Responsibility

A martial arts practitioner is obligated to responsibility that outflows from the power of martial knowledge. The responsibility is combined of:

Practical responsibility for his own well being.
Physical responsibility for his fellow training partners.
Responsibility to others that is the outcome of being a member of society.
Responsibility for the preservation of humane and martial knowledge in the frame of martial community.
.
On first look this is clear and politically correct, but we had a lot of problems with the third part of this value: responsibility to others. We still do not know if that is a feature of Martial community.

The responsibility meant here, in all four paragraphs is active and not passive. Responsibility to ones own body is stated here because, in a sense we owe our bodies good care. Training for many years is beneficial but over training and asceticism are not. I say that here knowing fully the inner tendencies of some of us, me included. Our bodies are under our care and must not be “punished” to amend for emotional needs. This active responsibility is based on science. We read, learn and participate in seminars to assimilate only good training and nutritional habits.

On the training area I am responsible for my training partner. He is responsible for me. There is no ninjutsu without people, we do not do many Katas alone, and I have to be with good training partners. I have to safeguard them, because if I don’t I will not have experienced training partners, I will have injured training partners and I will have to train in other systems. As I said earlier, the third paragraph is problematical, I am happy with it, because I would like it to be true for me, but I do not think that everybody here have to feel the same and I do not have any way to explain it rationally. A small part that is agreeable to all here is that we cannot use the power that we have to cause harm!

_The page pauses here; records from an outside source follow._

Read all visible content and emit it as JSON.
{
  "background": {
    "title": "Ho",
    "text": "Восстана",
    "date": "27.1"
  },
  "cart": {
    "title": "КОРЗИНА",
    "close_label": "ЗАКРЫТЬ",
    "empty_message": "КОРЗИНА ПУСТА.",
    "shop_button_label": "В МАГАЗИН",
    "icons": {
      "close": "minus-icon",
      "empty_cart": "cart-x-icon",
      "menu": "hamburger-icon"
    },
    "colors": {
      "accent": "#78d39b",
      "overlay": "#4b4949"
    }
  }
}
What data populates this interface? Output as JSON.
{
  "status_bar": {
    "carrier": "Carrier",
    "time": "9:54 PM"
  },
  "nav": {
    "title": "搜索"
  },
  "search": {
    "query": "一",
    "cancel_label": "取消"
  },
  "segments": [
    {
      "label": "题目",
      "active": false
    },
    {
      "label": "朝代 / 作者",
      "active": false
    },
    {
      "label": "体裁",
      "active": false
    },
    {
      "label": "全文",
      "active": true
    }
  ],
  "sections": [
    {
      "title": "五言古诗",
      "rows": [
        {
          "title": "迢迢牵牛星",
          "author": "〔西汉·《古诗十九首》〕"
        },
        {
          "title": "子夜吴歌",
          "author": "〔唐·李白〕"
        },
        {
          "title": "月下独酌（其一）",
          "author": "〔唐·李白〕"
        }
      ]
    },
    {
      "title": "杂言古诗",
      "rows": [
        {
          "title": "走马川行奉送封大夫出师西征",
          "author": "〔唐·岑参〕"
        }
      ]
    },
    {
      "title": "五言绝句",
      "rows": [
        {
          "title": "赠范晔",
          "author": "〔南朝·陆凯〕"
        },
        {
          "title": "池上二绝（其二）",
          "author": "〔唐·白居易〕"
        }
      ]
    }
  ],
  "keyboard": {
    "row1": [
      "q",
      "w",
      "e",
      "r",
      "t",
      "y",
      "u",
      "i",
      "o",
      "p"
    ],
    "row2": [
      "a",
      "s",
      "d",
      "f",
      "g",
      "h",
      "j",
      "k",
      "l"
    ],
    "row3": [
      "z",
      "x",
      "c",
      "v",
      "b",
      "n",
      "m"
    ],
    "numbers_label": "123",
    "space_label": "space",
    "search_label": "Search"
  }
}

This, for itself, is very difficult. There is no way that we will let our martial knowledge grow sociopaths.